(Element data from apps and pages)
**********
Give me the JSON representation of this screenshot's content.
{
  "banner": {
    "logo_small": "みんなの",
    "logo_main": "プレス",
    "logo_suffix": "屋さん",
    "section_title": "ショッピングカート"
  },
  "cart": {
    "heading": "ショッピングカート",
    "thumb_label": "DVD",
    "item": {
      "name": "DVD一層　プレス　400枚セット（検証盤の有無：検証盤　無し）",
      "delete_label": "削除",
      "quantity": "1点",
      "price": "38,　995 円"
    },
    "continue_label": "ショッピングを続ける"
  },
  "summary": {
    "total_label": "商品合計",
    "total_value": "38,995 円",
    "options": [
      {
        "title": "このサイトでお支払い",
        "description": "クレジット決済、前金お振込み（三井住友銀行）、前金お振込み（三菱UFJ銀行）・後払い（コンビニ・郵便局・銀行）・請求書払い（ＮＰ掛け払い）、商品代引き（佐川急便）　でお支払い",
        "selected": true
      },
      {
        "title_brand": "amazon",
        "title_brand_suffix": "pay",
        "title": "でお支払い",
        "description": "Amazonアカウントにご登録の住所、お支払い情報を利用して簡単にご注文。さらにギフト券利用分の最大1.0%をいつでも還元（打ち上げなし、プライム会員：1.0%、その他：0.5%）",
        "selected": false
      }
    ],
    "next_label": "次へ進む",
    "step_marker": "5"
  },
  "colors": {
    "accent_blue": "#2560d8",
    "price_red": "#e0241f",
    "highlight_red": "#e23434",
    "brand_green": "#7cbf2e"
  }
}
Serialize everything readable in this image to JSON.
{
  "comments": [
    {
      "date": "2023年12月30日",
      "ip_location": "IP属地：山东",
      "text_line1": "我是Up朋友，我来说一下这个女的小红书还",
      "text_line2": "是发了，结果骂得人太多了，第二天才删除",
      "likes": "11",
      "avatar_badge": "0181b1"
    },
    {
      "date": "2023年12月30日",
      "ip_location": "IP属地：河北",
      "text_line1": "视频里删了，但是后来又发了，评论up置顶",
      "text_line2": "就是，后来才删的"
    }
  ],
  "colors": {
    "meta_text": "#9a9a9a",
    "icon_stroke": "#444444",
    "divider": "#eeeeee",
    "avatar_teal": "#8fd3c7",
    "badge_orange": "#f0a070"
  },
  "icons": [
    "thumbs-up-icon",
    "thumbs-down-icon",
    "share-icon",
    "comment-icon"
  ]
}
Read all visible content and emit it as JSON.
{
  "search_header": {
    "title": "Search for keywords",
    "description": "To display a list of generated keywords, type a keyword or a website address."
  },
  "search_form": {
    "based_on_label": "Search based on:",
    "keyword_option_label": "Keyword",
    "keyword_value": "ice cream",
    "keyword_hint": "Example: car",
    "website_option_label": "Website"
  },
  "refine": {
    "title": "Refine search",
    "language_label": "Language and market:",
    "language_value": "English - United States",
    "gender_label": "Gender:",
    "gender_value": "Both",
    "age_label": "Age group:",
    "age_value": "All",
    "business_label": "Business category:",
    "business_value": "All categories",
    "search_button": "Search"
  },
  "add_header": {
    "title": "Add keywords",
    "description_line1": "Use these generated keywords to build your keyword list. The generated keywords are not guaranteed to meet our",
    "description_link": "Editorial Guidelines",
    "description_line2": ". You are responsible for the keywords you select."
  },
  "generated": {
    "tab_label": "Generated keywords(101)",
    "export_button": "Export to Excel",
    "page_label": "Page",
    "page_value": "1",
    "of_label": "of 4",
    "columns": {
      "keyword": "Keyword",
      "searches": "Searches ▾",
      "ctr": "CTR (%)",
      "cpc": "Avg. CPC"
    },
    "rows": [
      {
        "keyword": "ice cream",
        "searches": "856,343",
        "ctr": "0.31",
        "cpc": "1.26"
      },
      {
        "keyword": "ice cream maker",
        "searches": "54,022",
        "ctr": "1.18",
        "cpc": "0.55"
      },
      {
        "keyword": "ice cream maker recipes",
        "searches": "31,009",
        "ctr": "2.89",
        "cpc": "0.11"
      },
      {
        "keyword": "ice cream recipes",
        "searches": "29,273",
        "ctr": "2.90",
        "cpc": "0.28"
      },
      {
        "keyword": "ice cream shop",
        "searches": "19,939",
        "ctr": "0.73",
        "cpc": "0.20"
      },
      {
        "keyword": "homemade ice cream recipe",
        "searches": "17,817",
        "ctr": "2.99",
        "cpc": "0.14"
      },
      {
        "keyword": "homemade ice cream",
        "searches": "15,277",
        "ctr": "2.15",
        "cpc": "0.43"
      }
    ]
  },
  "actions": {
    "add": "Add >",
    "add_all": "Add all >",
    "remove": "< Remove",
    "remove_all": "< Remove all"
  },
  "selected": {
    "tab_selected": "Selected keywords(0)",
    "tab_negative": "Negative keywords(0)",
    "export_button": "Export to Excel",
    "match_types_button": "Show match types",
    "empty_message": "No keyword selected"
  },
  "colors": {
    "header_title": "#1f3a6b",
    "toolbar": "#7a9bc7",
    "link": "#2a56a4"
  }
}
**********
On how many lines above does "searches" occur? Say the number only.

_EXERCISE OUTPUT:_
8